KAUST Ph.D students Sandra Medina and Luisa Javier are avid travelers who have come up with a pocket-sized product that deals with both odors and stains on fabrics, leaving the cloths clean and fresh again.

Wayakit is also gentler on fabrics because traditional laundry eventually damages them, said Javier, who first moved to Saudi Arabia from Mexico ten years ago.

Her business partner, Sandra Medina, who came from Colombia to study at KAUST, explained to Arab News how Wayakit works. “You just spray the smelly area twice and you’re good to go. In the case of stains, you spray twice and then pat dry it with a tissue and it will disappear,” she said.

The idea for the product came during a trip for a conference two years ago when the travelers realized their luggage was lost “We had to present with our dirty, seven-hours’ flight clothes,” Javier told Arab News.

“We started looking into the possibility then, because there’s not a proper solution to doing laundry while traveling,” she said.


They decided they needed to come up with a product that was not pricey, was easy to carry, and did the job by removing stains and bad odors “on-the-go.”



The duo began by interviewing more than 100 travelers of 23 different nationalities to find out if this was a common issue that travelers struggled with.


“From the Entrepreneurship Center at KAUST, we learned the importance of listening first to the customers before designing any product,” said Medina. From these interviews, Wayakit team got the product requirements and then moved into the lab to start working on the formulation of Wayakit. “The amazing facilities and labs in KAUST helped us to speed up the creation of our first prototype. After this, the same KAUST community was the people who first tried Wayakit and gave us feedback. “In KAUST we do not only have state-of-the-art labs, but also a whole entrepreneurial ecosystem,” Medina added.

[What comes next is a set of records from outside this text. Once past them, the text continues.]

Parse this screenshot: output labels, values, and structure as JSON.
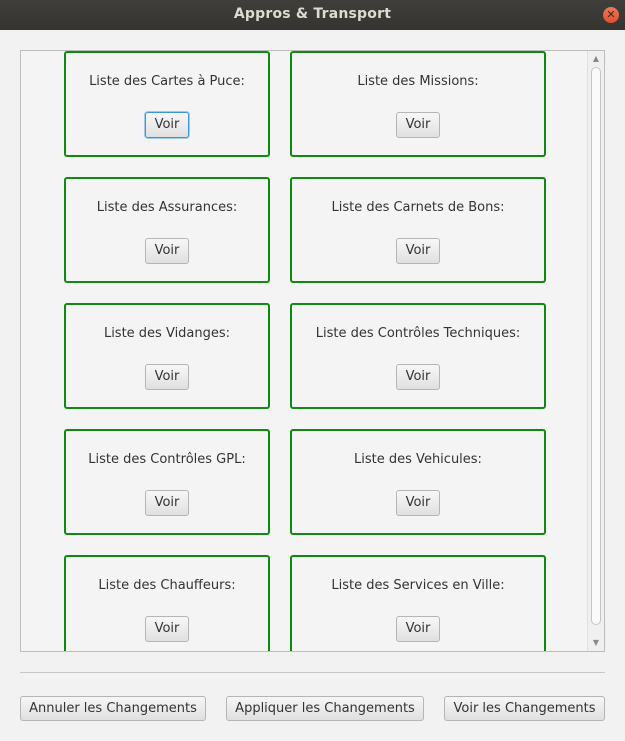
{
  "window": {
    "title": "Appros & Transport",
    "close_glyph": "✕"
  },
  "cards": [
    {
      "label": "Liste des Cartes à Puce:",
      "button": "Voir"
    },
    {
      "label": "Liste des Missions:",
      "button": "Voir"
    },
    {
      "label": "Liste des Assurances:",
      "button": "Voir"
    },
    {
      "label": "Liste des Carnets de Bons:",
      "button": "Voir"
    },
    {
      "label": "Liste des Vidanges:",
      "button": "Voir"
    },
    {
      "label": "Liste des Contrôles Techniques:",
      "button": "Voir"
    },
    {
      "label": "Liste des Contrôles GPL:",
      "button": "Voir"
    },
    {
      "label": "Liste des Vehicules:",
      "button": "Voir"
    },
    {
      "label": "Liste des Chauffeurs:",
      "button": "Voir"
    },
    {
      "label": "Liste des Services en Ville:",
      "button": "Voir"
    }
  ],
  "scrollbar": {
    "up_glyph": "▲",
    "down_glyph": "▼"
  },
  "footer": {
    "cancel_label": "Annuler les Changements",
    "apply_label": "Appliquer les Changements",
    "view_label": "Voir les Changements"
  },
  "colors": {
    "card_border": "#118811",
    "titlebar": "#3c3b37",
    "focus": "#3d94d6"
  }
}
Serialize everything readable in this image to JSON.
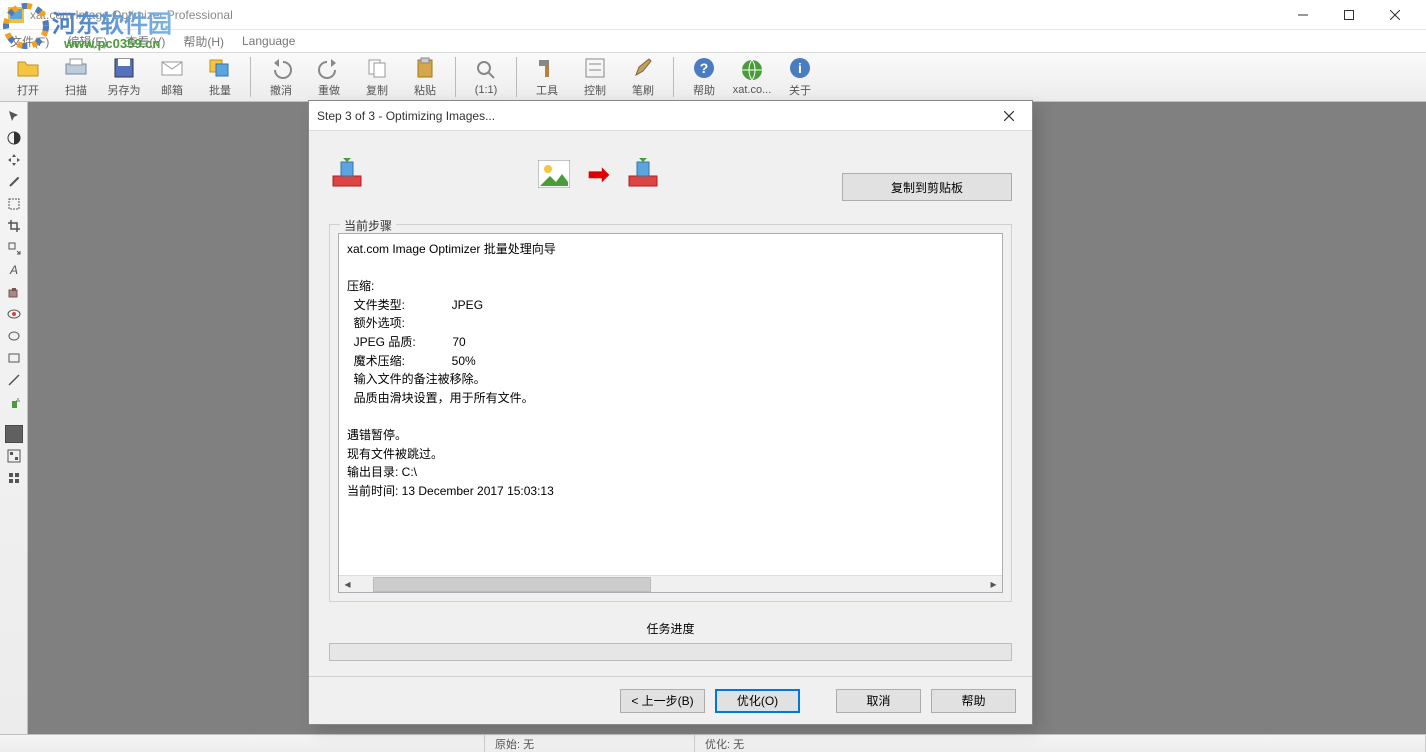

Wayakit is different from its competitors in that it contains no toxic chemicals, and covers a broader spectrum in covering stains — it is two products in one. It also contains anti-bacterial properties, acting as a sanitizer that “removes all the stains that occur on a day-to-day basis as well as being an odor remover,” Javier said.

The pair went for a biotechnology-based formula that excluded the usage of oxidizers and focused on more organic compounds. “Even the anti-bacterial properties are not toxic as we incorporated these in an environmentally friendly formulation,” she said.

The Wayakit founders had to rigorously test their product, dealing with different types of sweat and stains to perfect their spray. “We had to give testers to travelers to try it out and had to listen to their feedback, then went back to the lab to improve it, in order to make sure the product was as promised.”

Medina said KAUST’s mentorship had also helped their company to develop. “KAUST for us is a catalyst of entrepreneurship and has given us a lot of room to grow our start-up Wayakit,” she said.

KAUST helped Wayakit by giving the advice and support from the start. From entrepreneurial courses to teaching the concepts of building a brand, KAUST encouraged Wayakit to grow from a scientific outlook and helped the founders to better understand the customer.

“As foreigners, it was difficult for us to understand the logistics and procurement of shipping and importing here in Saudi Arabia. KAUST has helped us to face that hurdle in order to be able to reach all our clients in the MENA region and worldwide,” Medina said. “Beyond helping travellers, our mission is to change the way how laundry is commonly done. We found a way to effectively wash clothes reducing water and energy consumption,” Javier said. 

Wayakit has recently began selling in Jeddah’s Homegrown Market, chosen because it is “a Middle Eastern brand store with unique ambience,” said Medina.